This year also marks the bi-centenary of the battle of Waterloo, and we have an article on a Dorset man who fought in the Peninsular War, and in the great battle itself. James Buckler grew up in Thornford and was a rifleman in the 95th (Rifle Corps) Regiment of Foot. Unlike the rest of the infantry, who wore red coats and white or grey trousers, the Rifle Corps wore a wholly green uniform to aid in concealment in their role as skirmishers and scouts. In 1816, after the final defeat of Napoleon, they were renamed the ‘Rifle Brigade’. Our military expert, Iain Swinnerton, has added additional information to Michael Walters’ article.
We have the first part of an article contributed by Ian Swatridge on some local Sherborne characters from the early 20th century. The pen portraits were written by Victor Swatridge, whose father Arthur was Sherborne Division Police Superintendent. Not to be outdone, Colin Dean’s article on the Somerset Constabulary also lists lots of names.
There is news about the great contribution of our volunteers to the various projects the Society undertakes, as well as information about how you could get involved. For example, Ivan Gould and Eric Rendall took on the very difficult task of transcribing the Buckhorn Weston parish registers.
Thankfully, family history is not all about wars, but linking our ancestors to important historical events does make the process more interesting. When tracing our family history we are concerned with the past, but at times we need to think ahead. We have seen great changes in the way we do our research in the last few years; what changes will we see in the years to come? One thing that strikes you looking back at old editions of The Greenwood Tree is the prominence of the People, Places and Problems section. That’s how researchers got in touch with others with similar interests of place or surname. The number of PPP requests has diminished over the years; this edition has seven, but that’s unusual. Patricia Spencer’s article on Helping with Research tells you of other ways that the Society, its website and social media presence, can help you in your research.

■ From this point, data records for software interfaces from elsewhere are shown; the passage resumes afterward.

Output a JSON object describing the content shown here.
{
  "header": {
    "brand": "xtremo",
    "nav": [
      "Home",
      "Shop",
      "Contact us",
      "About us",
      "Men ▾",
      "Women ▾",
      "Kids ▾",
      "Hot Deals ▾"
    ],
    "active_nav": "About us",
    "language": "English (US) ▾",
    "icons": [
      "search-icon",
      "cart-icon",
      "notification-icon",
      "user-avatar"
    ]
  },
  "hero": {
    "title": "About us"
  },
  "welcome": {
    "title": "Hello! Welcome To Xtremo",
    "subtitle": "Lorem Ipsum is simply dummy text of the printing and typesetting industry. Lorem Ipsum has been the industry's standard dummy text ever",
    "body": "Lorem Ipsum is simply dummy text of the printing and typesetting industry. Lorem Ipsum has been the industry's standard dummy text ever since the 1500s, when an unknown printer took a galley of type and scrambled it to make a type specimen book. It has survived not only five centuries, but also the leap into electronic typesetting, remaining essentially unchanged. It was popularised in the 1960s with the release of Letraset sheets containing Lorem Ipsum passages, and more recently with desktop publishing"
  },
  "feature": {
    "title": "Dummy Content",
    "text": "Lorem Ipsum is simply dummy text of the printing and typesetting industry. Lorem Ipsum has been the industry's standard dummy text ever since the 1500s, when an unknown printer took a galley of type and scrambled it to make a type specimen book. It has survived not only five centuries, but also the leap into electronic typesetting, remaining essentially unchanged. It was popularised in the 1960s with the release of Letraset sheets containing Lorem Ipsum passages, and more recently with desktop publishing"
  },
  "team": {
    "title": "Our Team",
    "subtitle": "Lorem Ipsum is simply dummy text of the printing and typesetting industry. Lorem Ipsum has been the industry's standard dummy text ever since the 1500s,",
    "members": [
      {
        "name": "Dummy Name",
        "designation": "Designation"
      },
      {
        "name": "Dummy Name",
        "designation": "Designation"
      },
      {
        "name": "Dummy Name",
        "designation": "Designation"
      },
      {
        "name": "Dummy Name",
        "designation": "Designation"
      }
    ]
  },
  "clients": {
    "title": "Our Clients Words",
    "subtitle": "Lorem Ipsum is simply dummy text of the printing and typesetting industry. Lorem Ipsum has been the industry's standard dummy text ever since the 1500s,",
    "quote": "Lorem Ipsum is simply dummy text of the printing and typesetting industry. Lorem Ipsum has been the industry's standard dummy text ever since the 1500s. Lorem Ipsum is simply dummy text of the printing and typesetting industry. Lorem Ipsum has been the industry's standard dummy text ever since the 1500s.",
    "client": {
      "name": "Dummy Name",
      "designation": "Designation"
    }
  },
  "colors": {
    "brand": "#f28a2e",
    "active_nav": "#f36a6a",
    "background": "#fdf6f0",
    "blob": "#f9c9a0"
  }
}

These articles, and lots more, as well as our regular features will shortly be arriving on our members’ doorsteps.
Finally, a plea from me; if you are successful in making progress following a contact via The Greenwood Tree, do let us know. If the Society has helped in any other way, do tell us about it.
Editor, The Greenwood Tree